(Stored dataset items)

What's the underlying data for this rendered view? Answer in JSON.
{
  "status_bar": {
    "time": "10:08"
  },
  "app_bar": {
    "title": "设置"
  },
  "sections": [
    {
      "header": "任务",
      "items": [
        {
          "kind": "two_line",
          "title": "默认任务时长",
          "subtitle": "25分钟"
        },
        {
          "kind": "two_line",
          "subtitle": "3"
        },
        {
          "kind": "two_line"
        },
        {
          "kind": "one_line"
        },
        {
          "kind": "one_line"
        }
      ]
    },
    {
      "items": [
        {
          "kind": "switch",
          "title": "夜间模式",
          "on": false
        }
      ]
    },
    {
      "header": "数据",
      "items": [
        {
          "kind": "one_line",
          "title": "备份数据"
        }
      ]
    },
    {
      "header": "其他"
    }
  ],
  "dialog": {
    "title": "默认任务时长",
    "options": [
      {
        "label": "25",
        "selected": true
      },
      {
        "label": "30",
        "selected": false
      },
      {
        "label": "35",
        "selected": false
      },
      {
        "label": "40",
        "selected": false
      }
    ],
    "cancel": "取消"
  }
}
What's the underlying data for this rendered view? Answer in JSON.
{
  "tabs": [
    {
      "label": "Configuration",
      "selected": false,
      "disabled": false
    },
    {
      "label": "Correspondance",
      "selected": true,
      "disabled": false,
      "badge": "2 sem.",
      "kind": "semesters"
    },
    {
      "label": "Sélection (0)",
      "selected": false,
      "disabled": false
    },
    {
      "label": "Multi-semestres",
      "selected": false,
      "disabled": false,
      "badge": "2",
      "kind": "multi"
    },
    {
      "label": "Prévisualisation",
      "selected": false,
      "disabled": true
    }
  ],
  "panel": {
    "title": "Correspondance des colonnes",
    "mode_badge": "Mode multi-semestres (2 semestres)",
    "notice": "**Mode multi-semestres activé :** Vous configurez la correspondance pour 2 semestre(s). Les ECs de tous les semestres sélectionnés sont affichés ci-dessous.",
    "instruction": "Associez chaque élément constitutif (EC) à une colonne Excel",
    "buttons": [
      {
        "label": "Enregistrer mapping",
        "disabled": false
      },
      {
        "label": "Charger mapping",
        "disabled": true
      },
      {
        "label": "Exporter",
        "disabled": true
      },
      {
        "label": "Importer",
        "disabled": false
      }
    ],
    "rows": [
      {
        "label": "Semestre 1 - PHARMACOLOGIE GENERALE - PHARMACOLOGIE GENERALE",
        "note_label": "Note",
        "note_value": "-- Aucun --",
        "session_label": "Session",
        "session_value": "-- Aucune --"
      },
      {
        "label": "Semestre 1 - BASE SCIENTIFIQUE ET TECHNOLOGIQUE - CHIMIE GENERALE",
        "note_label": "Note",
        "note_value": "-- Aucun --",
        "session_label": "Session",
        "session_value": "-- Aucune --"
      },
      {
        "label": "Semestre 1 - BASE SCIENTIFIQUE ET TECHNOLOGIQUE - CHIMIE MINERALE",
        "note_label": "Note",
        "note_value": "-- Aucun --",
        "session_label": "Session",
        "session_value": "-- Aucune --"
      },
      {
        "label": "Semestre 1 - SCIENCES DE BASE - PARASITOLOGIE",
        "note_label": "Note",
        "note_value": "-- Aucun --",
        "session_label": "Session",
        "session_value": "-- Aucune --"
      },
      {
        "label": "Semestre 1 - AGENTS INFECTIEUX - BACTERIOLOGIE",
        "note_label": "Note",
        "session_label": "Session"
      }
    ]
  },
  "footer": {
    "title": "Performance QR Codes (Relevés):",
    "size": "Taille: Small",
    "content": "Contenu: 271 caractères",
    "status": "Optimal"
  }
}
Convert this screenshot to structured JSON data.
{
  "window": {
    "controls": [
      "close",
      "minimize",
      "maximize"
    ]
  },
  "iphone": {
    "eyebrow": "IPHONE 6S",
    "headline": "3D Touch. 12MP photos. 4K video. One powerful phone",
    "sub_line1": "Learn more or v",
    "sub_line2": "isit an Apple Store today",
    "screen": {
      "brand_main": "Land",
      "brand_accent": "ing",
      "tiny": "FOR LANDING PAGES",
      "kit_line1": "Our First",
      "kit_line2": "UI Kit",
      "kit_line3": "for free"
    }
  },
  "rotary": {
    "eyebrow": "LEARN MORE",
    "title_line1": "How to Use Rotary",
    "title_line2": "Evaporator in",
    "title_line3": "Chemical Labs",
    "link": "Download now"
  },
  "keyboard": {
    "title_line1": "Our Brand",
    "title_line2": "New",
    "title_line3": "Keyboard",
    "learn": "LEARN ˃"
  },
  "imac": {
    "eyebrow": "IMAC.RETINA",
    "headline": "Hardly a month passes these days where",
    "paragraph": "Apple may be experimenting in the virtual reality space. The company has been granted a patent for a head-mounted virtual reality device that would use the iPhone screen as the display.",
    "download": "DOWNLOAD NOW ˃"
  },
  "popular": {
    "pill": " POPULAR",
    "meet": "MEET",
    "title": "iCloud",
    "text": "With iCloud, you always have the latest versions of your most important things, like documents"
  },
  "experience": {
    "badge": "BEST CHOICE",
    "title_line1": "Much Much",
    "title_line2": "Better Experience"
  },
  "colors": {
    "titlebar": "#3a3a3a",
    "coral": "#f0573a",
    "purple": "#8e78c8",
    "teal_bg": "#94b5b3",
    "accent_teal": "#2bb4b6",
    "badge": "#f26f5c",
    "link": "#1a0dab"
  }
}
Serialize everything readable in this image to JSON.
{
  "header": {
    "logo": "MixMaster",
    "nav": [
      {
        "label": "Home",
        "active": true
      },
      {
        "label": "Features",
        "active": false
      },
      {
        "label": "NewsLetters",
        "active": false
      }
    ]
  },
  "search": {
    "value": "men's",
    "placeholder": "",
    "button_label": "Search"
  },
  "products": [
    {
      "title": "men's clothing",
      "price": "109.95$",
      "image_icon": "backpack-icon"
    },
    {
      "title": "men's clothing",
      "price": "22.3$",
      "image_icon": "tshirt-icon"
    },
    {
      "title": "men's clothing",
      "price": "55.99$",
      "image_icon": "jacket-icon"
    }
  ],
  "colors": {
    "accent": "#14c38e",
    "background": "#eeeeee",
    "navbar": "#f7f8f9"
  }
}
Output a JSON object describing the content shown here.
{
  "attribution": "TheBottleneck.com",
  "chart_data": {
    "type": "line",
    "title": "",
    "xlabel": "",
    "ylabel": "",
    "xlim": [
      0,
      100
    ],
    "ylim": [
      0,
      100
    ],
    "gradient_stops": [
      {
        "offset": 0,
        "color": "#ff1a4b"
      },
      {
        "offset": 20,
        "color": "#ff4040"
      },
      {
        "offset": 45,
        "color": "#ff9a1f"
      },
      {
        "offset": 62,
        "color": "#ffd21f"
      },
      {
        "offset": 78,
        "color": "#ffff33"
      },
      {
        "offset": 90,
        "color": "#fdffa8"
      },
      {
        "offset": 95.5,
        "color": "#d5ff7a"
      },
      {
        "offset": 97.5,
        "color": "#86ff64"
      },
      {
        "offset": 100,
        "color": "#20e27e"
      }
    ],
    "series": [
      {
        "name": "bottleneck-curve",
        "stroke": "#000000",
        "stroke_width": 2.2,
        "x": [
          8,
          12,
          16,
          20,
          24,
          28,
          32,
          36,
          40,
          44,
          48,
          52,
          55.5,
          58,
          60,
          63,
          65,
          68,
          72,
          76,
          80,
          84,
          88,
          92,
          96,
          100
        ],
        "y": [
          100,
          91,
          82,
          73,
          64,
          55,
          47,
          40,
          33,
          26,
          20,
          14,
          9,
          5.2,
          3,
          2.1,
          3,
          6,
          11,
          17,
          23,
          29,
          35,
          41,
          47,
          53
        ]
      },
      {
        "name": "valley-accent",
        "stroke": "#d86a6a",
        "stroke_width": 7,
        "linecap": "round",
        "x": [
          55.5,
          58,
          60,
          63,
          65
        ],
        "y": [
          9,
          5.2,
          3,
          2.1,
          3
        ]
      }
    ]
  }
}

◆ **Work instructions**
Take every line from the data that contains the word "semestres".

◆ **Solution to this task**
      "label": "Multi-semestres",
    "mode_badge": "Mode multi-semestres (2 semestres)",
    "notice": "**Mode multi-semestres activé :** Vous configurez la correspondance pour 2 semestre(s). Les ECs de tous les semestres sélectionnés sont affichés ci-dessous.",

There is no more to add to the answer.